The persuasive stage is the first stage and it involves targeting and contacting the persuasion universe. The persuasion universe consists of people who may or may not vote for you. If you are a Republican, there are Democrats who consistently vote in Democratic primaries (and not just in presidential years), the best criteria to determine when someone strongly self-identifies with their party, and these voters are not part of your persuadable universe. Why? Because they have probably already made up their minds to vote for the Democrat. Yes, but it is possible to change their mind – if they just see where the Republican stands, surely we can convince them too… Yes, yes. I understand where you’re going, but the most important resource on a campaign is time, because it is the one resource that you can never get more of. Every minute that Republican candidate spends trying to convince that strong Democratic voter of his/her merits is a minute not being spent on the undecided voter two doors down.
For this same, hypothetical Republican, a registered Republican who votes regularly in Republican primaries is also not in the persuadable universe. Why? Because they are probably already persuaded by the “R” after the candidate’s name. Why waste your resources persuading them of what they already believe?
During the canvass, the goal is to identify voters who indicated they will likely vote for your candidate. These voters will eventually be put into your GOTV or “run” universe (on election day, reminding voters to turn out and getting them to the polls is calling “running votes,” hence run universe).

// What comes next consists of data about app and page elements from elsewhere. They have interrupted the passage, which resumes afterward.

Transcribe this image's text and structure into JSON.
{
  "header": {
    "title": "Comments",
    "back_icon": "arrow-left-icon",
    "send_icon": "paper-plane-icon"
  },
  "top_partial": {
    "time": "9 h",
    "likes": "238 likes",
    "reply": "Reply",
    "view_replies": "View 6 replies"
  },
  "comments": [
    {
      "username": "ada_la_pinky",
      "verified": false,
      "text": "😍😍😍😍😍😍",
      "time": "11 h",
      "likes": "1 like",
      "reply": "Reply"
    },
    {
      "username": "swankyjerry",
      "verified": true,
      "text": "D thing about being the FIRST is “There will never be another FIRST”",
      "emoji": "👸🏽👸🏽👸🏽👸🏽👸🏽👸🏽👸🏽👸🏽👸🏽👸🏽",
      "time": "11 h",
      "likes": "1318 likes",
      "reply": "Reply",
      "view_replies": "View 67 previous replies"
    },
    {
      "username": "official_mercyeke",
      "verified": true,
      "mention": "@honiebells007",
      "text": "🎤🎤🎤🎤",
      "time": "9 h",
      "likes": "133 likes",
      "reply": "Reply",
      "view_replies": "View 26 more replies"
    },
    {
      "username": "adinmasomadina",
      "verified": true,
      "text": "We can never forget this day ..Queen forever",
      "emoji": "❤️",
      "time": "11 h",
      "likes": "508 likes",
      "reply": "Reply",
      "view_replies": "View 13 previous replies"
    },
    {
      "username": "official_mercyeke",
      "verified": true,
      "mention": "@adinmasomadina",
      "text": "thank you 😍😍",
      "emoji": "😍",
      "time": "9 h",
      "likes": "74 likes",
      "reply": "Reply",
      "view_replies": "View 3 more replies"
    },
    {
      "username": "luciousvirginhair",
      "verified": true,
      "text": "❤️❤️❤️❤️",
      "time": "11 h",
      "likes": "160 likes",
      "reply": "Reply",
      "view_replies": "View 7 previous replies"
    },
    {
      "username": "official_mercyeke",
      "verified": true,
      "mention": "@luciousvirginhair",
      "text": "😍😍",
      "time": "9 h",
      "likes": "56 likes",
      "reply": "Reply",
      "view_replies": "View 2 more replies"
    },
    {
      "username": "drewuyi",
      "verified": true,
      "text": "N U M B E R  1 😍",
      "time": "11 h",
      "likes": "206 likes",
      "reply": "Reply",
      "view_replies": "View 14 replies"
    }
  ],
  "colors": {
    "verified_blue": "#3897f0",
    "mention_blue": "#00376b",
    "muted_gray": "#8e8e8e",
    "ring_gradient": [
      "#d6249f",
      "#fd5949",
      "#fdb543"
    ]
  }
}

The goal is to create run universe that is equal to your “win” number (the number of votes you think you need to win – plus a cushion, so you’re not just threading the needle). However, it is unlikely you will identify that many voters, so your run universe will be boosted with voters who are likely to be on your side without needing to be persuaded. That will include not just partisans, but also people who identify with the candidate for other reasons. An example of that would be Mayor Bob Hackworth run universe for the Democratic primary for CD 10 including not just identified voters, but also all Democrats in Dunedin, who are sufficiently likely to vote for their hometown candidate over the other candidates to run virtually all of them leading up to the primary.

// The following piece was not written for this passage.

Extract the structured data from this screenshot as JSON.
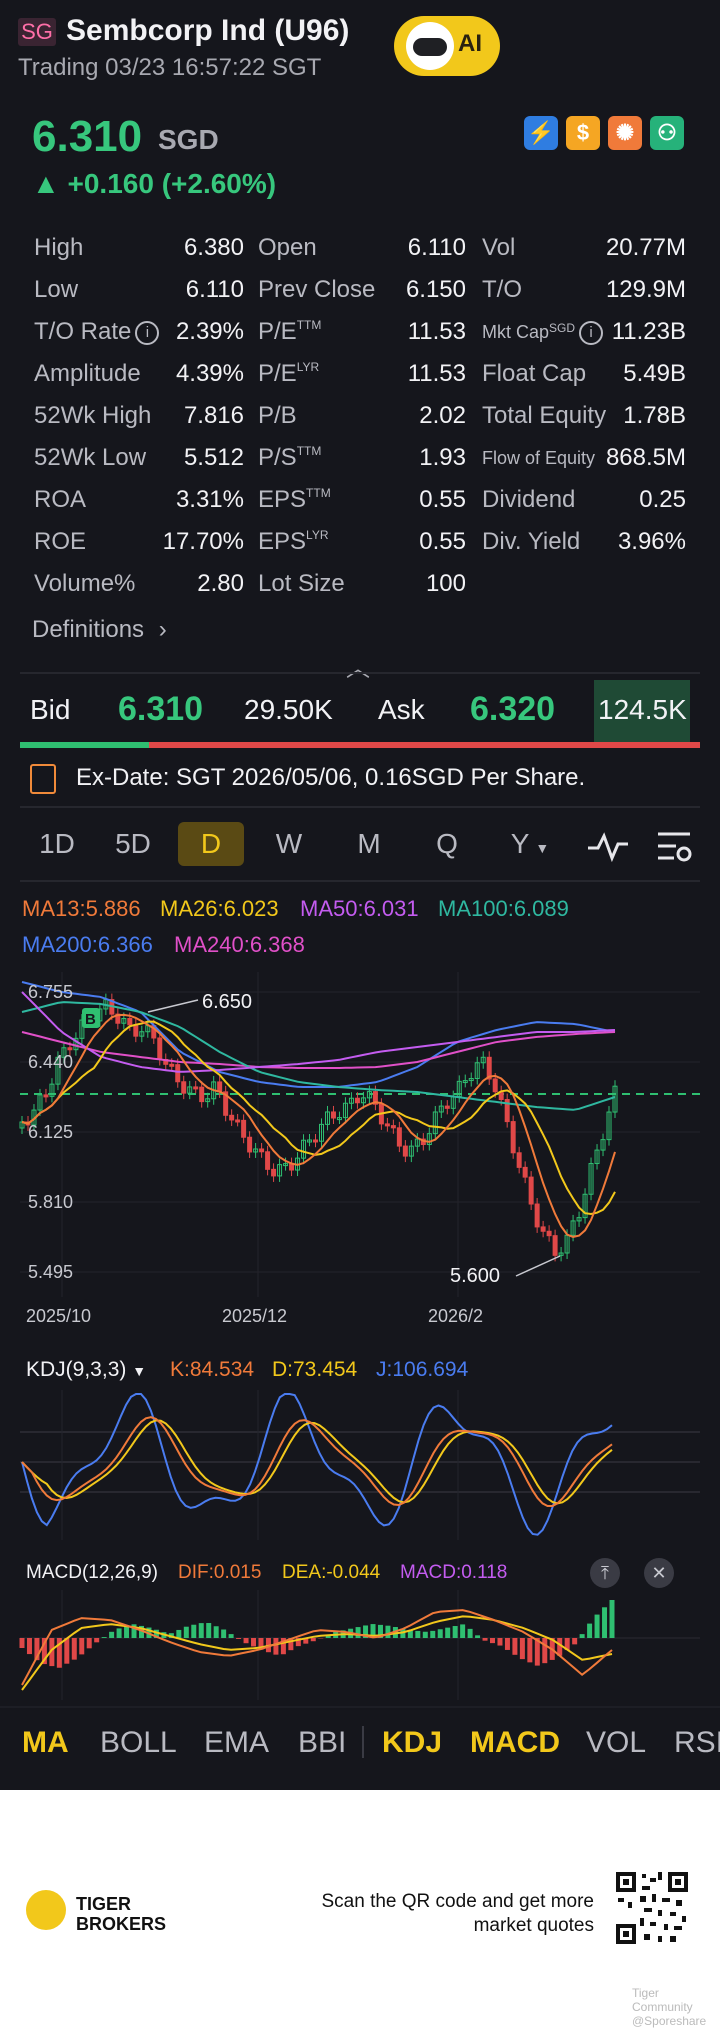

A good field plan includes multiple contacts to the run universe over the last week. I like to make one contact to everyone over the Friday, Saturday, and Sunday before the election, another contact the day before, and then nonstop efforts on Election Day to keep contacting everyone in your universe until they have voted or the polls are close.
If you do this people will tell that you will lose votes. They are wrong. Winning campaigns rely on multiple contacts to every voter. The trick is to vary the contacts so they are not all on the phone (see this article about Obama’s text messaging campaign). As a final rebuttal to the naysayers, I will point out President Bush’s 2004 contacted their voters many times leading up to the first Tuesday after the first Monday in November and, well, things seemed to work out ok for them.
The one issue I haven’t mentioned is absentee ballots. Campaigns generally encourage their run universe to vote absentee and their persuasion universe also includes virtually everyone who has requested an absentee ballot. Why? Because someone who requests an absentee ballot is a very, very likely voter. The question is less whether or not they will vote, but who they will vote for.